===== Record set
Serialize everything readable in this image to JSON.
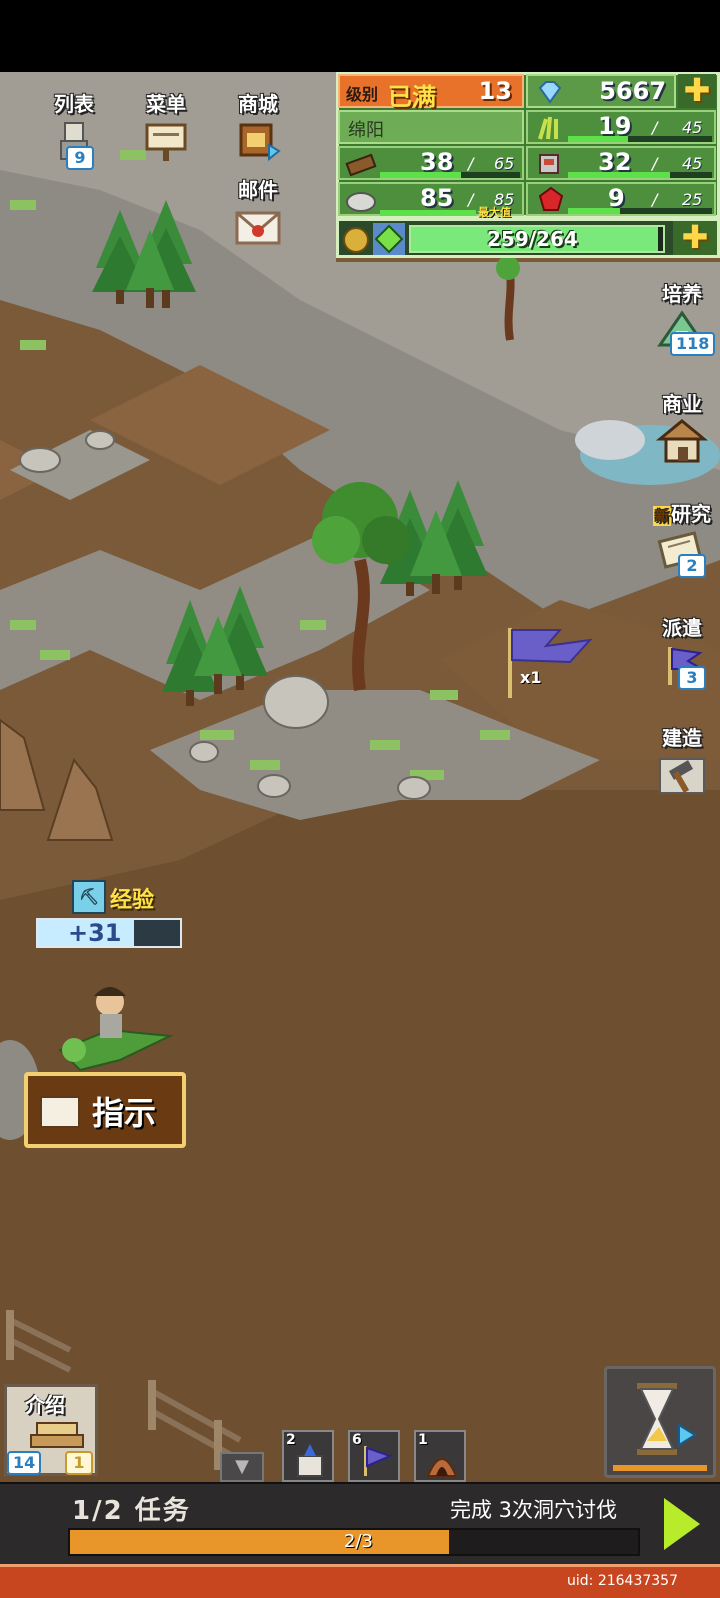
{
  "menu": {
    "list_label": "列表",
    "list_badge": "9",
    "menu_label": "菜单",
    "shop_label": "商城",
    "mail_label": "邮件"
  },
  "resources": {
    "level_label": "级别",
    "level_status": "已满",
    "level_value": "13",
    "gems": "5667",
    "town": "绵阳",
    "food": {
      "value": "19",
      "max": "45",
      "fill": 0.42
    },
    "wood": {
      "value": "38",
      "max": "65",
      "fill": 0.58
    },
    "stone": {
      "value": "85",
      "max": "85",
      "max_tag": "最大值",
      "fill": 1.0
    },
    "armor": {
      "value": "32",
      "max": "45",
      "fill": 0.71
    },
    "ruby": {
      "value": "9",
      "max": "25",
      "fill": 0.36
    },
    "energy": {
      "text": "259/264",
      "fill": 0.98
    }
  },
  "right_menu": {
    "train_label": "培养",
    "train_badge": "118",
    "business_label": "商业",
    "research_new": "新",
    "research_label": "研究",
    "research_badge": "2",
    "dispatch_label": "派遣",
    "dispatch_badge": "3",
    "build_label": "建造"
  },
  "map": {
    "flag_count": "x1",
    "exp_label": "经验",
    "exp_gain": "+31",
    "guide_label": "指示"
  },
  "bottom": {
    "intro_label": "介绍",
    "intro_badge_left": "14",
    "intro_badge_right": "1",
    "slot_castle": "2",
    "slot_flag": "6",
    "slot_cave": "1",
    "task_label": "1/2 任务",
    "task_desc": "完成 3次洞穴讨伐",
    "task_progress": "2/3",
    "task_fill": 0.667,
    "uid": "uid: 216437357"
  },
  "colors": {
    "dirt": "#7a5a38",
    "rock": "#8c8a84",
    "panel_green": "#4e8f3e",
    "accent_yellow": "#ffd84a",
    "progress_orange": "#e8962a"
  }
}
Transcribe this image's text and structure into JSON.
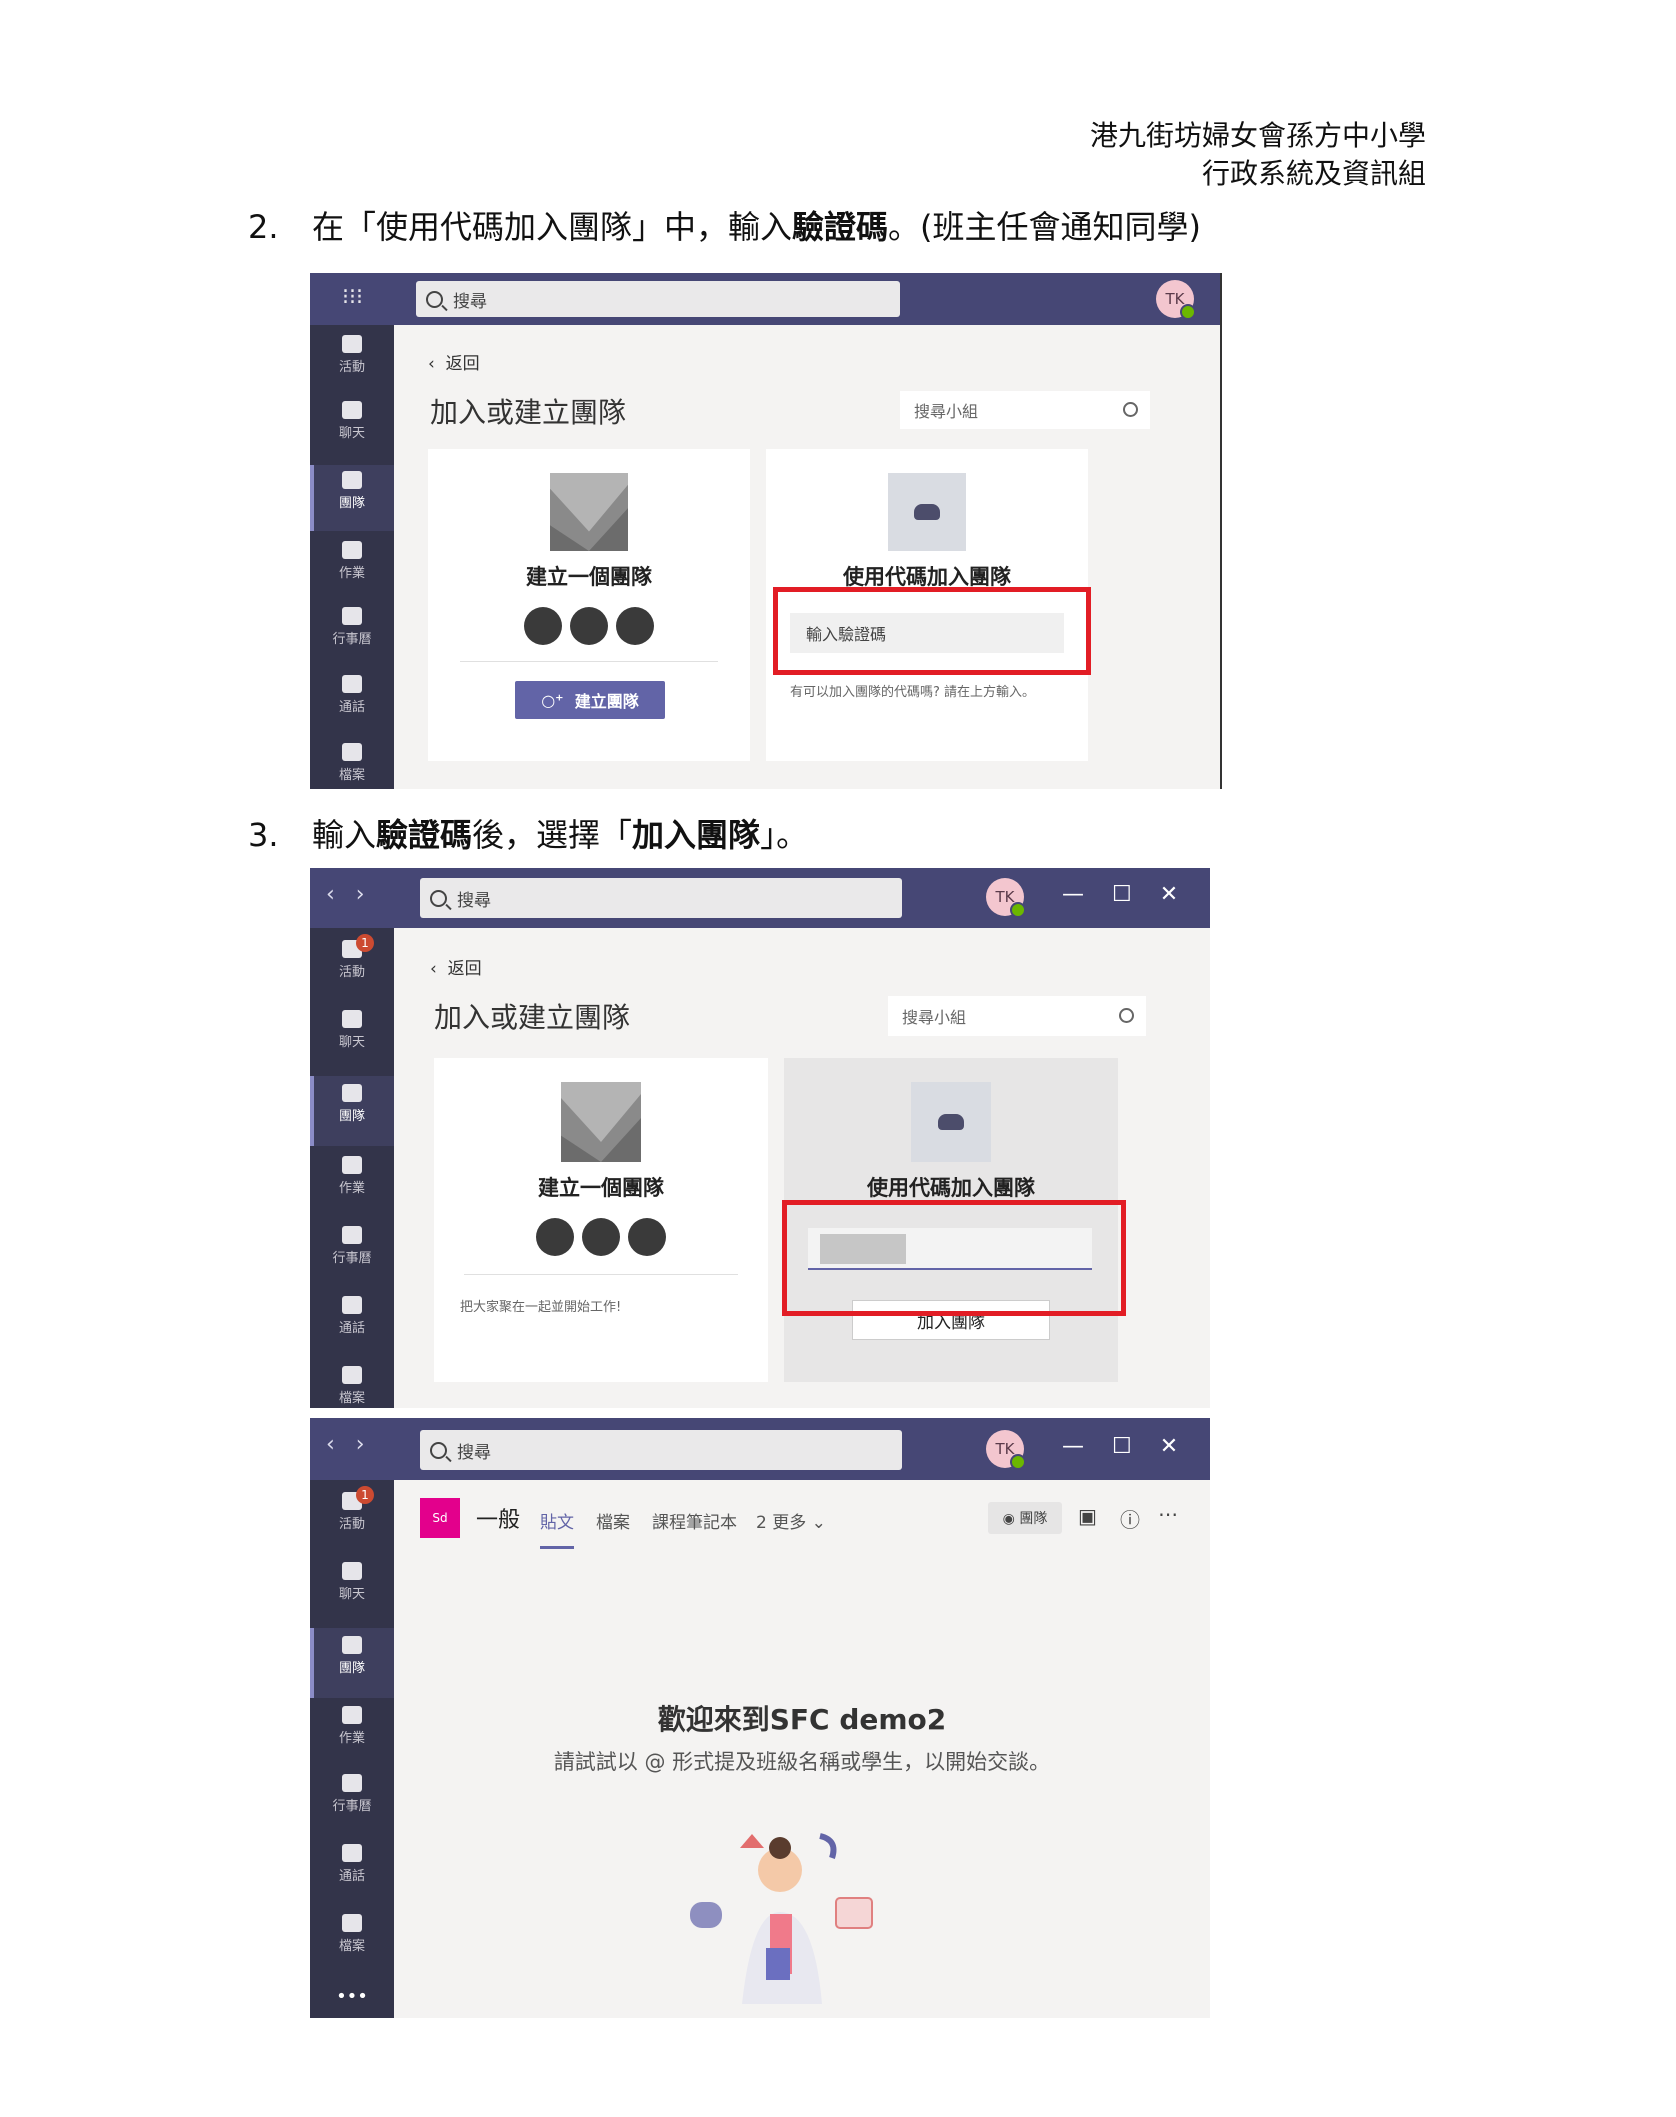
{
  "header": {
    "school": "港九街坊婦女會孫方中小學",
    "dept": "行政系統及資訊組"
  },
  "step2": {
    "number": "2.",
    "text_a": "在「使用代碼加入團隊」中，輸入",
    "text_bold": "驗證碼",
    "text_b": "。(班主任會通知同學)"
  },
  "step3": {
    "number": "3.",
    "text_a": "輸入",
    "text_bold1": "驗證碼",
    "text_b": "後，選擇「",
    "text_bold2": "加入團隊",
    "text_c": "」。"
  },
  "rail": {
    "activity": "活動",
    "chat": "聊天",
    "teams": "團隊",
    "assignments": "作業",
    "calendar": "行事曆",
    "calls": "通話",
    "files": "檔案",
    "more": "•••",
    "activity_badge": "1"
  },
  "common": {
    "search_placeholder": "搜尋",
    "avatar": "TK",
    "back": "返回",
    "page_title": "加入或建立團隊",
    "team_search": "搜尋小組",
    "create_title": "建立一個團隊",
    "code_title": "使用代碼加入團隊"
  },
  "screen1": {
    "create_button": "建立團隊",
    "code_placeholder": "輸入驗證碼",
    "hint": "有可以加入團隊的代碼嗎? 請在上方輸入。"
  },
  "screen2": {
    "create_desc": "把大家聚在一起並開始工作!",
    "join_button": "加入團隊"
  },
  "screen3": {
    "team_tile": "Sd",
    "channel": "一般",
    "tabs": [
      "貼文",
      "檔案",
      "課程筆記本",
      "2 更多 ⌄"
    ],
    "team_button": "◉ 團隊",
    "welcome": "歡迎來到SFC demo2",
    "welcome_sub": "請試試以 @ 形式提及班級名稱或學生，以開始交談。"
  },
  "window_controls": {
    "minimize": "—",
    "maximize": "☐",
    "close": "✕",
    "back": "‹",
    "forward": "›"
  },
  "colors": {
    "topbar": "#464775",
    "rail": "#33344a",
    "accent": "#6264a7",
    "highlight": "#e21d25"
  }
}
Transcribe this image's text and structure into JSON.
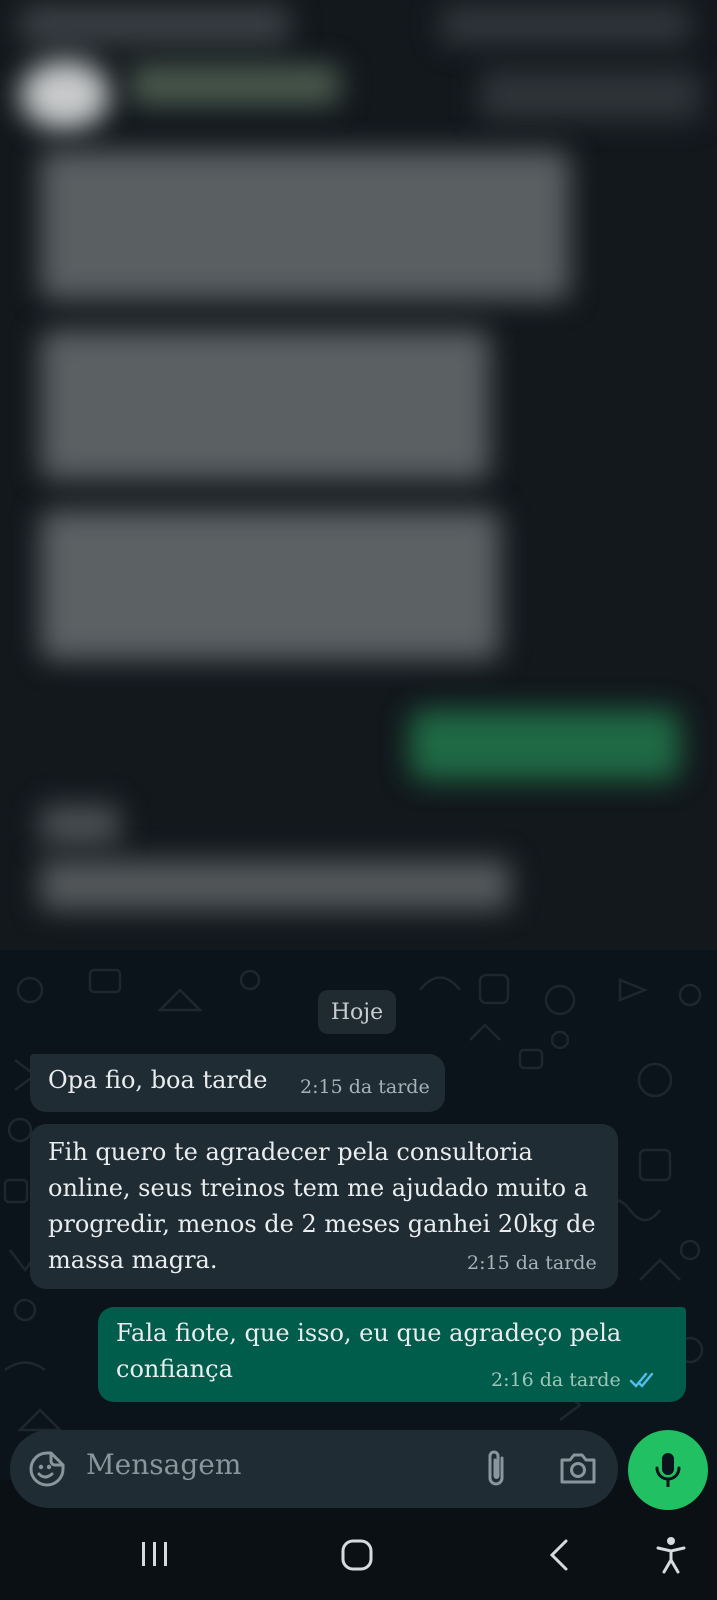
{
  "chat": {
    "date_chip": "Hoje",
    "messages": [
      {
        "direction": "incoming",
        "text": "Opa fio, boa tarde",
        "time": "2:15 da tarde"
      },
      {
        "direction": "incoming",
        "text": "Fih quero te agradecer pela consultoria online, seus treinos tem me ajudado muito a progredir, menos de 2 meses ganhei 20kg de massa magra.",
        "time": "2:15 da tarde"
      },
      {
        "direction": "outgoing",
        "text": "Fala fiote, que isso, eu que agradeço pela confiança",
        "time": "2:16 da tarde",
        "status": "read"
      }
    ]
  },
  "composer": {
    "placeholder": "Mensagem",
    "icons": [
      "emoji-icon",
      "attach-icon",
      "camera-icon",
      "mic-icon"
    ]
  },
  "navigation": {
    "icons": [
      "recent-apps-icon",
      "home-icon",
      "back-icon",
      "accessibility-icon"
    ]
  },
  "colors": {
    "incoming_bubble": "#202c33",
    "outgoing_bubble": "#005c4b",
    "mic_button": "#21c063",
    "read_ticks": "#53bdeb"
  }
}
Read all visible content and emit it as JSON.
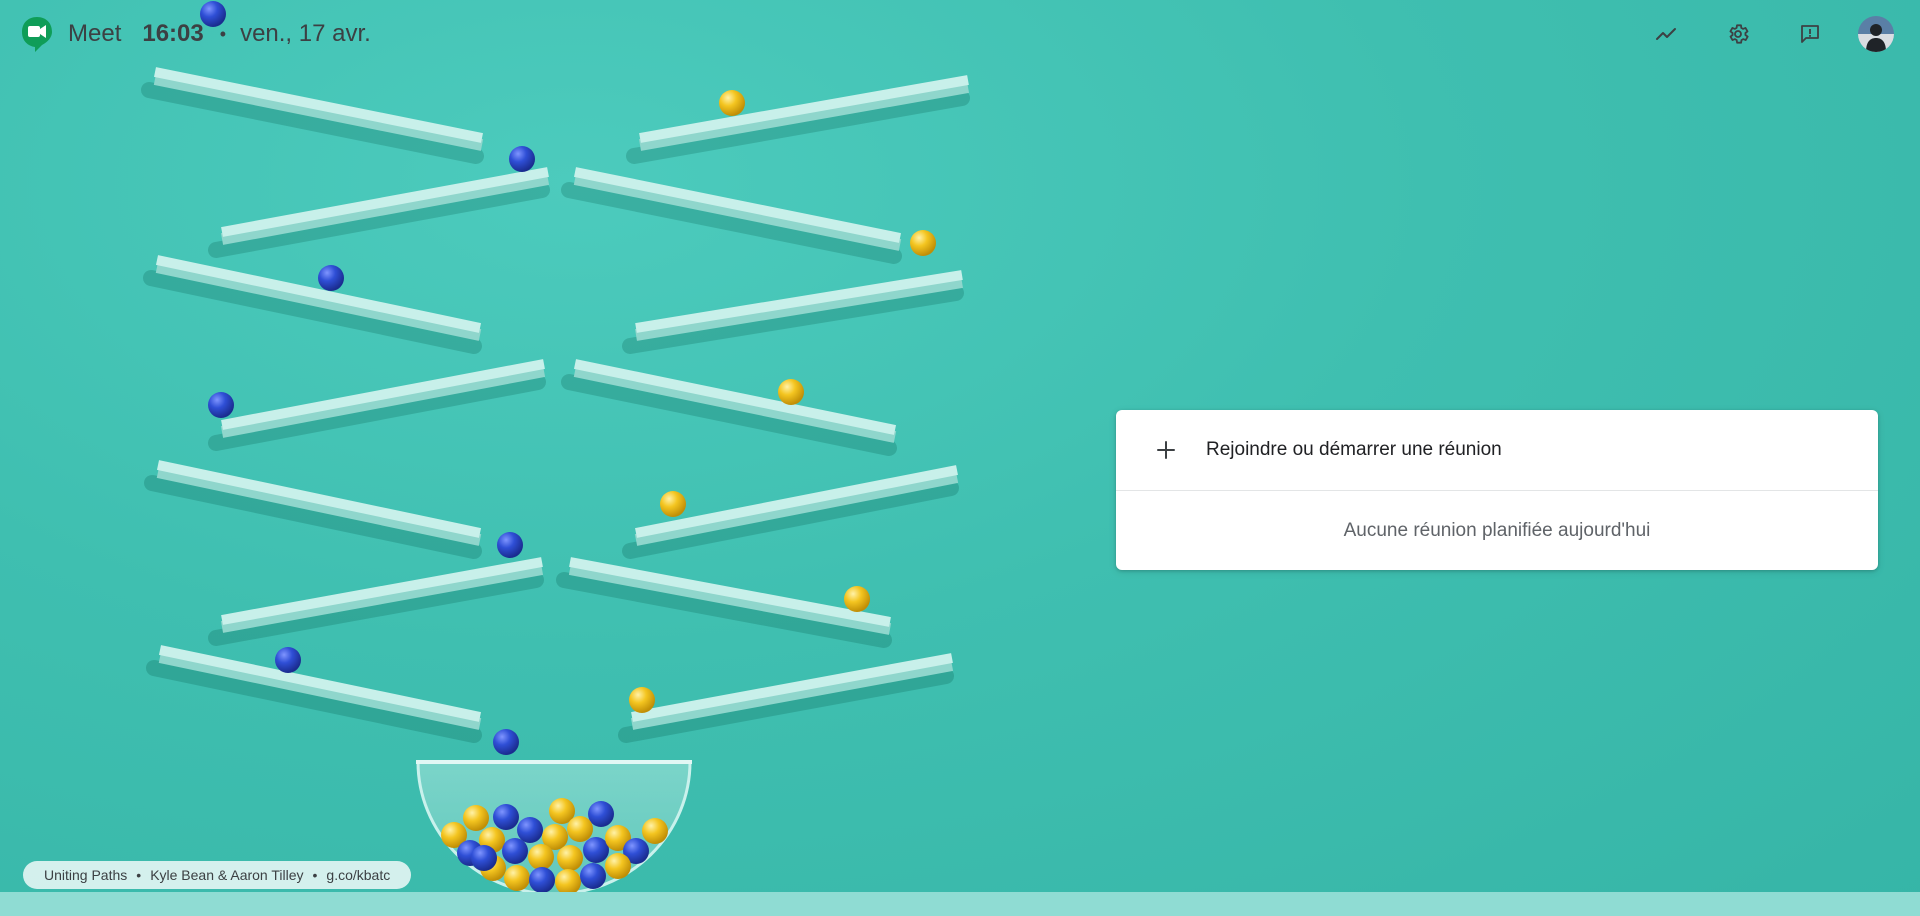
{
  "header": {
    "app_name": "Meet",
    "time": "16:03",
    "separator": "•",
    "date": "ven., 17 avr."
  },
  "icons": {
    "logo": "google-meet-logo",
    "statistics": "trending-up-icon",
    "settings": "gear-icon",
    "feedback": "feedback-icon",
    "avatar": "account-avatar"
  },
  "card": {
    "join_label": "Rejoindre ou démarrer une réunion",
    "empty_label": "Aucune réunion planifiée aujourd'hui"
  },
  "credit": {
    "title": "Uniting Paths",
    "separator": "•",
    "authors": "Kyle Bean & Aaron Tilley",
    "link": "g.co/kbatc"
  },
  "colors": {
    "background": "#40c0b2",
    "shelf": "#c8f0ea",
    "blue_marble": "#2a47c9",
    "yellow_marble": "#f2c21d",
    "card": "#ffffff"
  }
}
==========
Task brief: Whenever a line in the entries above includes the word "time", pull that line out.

Exercise solution:
        "time": "2:15 da tarde"
        "time": "2:15 da tarde"
        "time": "2:16 da tarde",
    "time": "16:03",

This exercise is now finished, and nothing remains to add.